Establishment of a BeaverHOOD requires large-scale, well-considered and thoughtful planting of native trees, shrubs and bushes along ½ mile sections of stream. Fencing helps ensure planting success, as does time spent documenting results along the way. BeaverHOODs implementation envisions consecutive years of field implementation at a site, and course-correcting the approach through adaptive management - identifying what works and new opportunities.

Beavers will naturally re-establish on their own with the right conditions

SCALING UP! Building a Network of BeaverHOODs

Think of BeaverHOODs as a basic building block of beaver family establishment and success. Looking forward, we envision connected networks of these successful beaver communities throughout Oregon and the West's high desert watersheds.

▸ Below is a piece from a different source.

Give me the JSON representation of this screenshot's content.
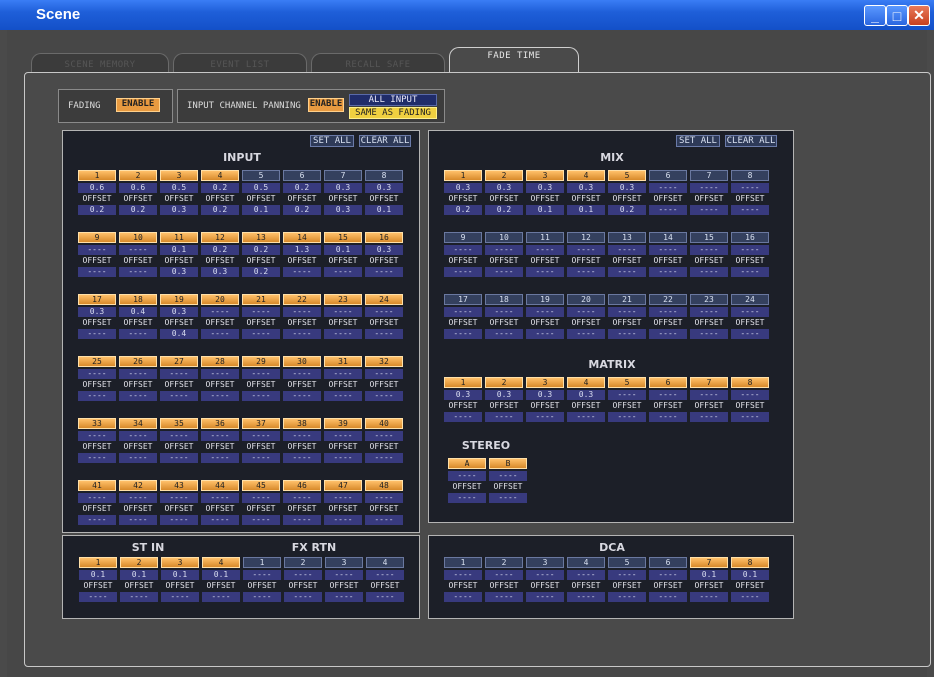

Establishment of a BeaverHOOD requires large-scale, well-considered and thoughtful planting of native trees, shrubs and bushes along ½ mile sections of stream. Fencing helps ensure planting success, as does time spent documenting results along the way. BeaverHOODs implementation envisions consecutive years of field implementation at a site, and course-correcting the approach through adaptive management - identifying what works and new opportunities.

Indeed the origins of high-value landscapes that the euro-american settlers described above sought to settle STARTED with the beaver. Rich, organic matter valley floor bottoms in America were created by millions of years of uninterrupted "beaver works".

Beavers can do this work again - are doing this work again in the few places where sufficient habitat (and BeaverHOOD potential exists), if we support their efforts, recognize their own agence and work to reduce human obstacles to success.

Supporting their effort by addressing the real root of the problem.

Relocation is a distraction, it doesn't work and is inhumane.

For building BeaverHOODS, we have the tools and the knowledge how this work needs to happen. Do we - human animals - have the will, the wisdom, understanding and fortitude to let natural processes to work at their own magical pace, without resorting to quick fix, feel good measures?

a network of beaverhoods

"If the right habitat exists, beavers will likely have already found it. What's lacking to successful beaver expansion, is good habitat."

ODFW